bX harvests (using OAI-PMH) usage data which is encoded as ContextObjects (based on the OpenURL standard). It was important for us to ensure that usage-data that feeds into bX will be designed in a way that will enable maximum participation and interoperability, hence bX’s use of the OpenURL and the OAI-PMH standards. This means that many other information resources and link servers (other than SFX) could relatively easily participate in the bX framework.
3. The bX query protocol uses the OpenURL standard.
Any client application can send an OpenURL request to bX in order to receive a list of recommendations. The ContextObject describes the article for which recommendations are requested. bX can respond in a range of XML formats (including RSS and ATOM feeds). Since the bX reflects usage patterns of multiple scholarly information environments, the articles recommended by bX will include articles from other content systems, not just the one from which the bX recommendation request was received.
Why is this important?
As we know all too well, the scholarly information space is highly distributed, with resources scattered across multiple databases, journals, article repositories, etc. – most of them vendor-controlled.
The OpenURL framework, and more specifically link resolvers such as SFX, address this issue by offering interoperability across disparate information sources. OpenURL enables the information-seeking user to traverse a universe of resources scattered across multiple platforms, systems, and vendors – in a manner that is completely agnostic to any proprietary constraints.

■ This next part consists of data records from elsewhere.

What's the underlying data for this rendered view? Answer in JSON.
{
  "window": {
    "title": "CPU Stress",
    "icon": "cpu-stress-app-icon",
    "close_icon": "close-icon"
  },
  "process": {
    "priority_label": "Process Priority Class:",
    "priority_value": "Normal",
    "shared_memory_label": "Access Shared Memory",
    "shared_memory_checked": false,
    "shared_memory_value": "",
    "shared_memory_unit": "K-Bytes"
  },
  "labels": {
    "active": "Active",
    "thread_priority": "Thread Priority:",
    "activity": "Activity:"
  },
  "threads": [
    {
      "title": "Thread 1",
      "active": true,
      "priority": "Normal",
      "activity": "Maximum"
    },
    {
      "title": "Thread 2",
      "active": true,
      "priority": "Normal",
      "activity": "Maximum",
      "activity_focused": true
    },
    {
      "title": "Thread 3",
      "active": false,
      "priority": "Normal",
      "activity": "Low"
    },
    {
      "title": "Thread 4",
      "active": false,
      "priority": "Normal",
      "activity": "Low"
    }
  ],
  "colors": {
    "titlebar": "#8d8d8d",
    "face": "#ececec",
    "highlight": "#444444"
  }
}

In effect, bX, just like SFX, presents relations between scholarly items that transcend the boundaries of their business provision. bX and SFX can both be considered as ‘overlay’ services.